It’s a common trope that kids “bounce back” from whatever it is that bothers them. But it’s not so much that kids are adaptable or resilient as much as they often have little agency to change their situation or no ability to express or process their hurt. What at first seems like resilience is really something else entirely. Holly Catterton Allen calls readers away from this false and presumed resilience and toward a purposeful, formative resilience based in spiritual formation and development. Forming Resilient Children explores the role of spiritual formation in child development, noting how a child’s relationships and environment affect their overall resilience.
On one hand, nothing in the book was truly groundbreaking. On the other, that means that its principles are all straightforward and commonsensical. They can get lost amid the struggles of everyday life, but we all know that—or should know that—a child’s relationship with their parents and grandparents has an effect on their spiritual formation. What Allen does that’s unique is tie this in with resilience, the process of adapting well to adversity, trauma, or stress. The stronger the foundation of spiritual formation, the more likely a child is to be resilient.
One thing that I wish Allen would have addressed in more depth is causality. Children lacking in spiritual formation may also be more at-risk for abusive or traumatic experiences. The book details the role of parents and grandparents as key to spiritual formation, but those relationships are also the most common vectors for abuse and trauma. While Forming Resilient Children does speak to those in child-centric professions, I think more could have been done to practically engage with teachers, children’s and youth pastors, and coaches to develop appropriate responses as non-parental figures.
Overall, though, Forming Resilient Children offers a clear, academic, and cohesive model for building resiliency. Allen scatters the text with enough stories—there’s a whole chapter on the power of story—that key you in to the power and purpose of the work. Some of these stories take a child-centric focus on traumas like the devastation of Hurricane Katrina or the school shooting at Sandy Hook. Other stories are more personal, from the author’s own life. Through it all, I just kept coming back to “Yes, just treat them like little humans.” And that’s what it comes down to. You form resilient children not by treating them like emotionless baggage to carry through life, but you talk with them, relate to them, give them opportunities to have agency and express themselves.
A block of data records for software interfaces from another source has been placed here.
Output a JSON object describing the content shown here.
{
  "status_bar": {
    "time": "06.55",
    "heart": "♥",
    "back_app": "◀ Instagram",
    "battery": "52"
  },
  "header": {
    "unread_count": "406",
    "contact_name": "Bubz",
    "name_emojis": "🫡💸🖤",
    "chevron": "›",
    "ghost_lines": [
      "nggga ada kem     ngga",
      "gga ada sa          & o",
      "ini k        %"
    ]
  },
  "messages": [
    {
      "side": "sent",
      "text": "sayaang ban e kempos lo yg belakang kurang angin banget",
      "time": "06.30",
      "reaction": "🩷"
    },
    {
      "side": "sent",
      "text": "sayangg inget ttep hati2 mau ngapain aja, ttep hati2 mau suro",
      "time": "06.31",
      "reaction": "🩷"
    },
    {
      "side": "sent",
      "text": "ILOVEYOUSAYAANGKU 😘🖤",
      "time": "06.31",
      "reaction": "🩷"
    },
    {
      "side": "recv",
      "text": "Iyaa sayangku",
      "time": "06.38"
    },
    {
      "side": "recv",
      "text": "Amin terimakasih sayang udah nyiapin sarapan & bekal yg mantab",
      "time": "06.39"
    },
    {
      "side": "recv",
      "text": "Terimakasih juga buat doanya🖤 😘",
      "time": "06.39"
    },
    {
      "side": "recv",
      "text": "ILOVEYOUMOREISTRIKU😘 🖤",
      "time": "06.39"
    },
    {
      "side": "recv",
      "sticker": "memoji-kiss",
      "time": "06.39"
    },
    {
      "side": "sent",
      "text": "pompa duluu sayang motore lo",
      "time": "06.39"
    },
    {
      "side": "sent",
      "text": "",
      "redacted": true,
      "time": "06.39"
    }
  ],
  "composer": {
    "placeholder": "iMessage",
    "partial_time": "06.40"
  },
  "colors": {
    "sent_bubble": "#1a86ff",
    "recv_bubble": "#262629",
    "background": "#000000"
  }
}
Resilience comes with a grasp of identity and humanity. When children understand who they are—as children of God—their ability to adapt and overcome is vastly improved.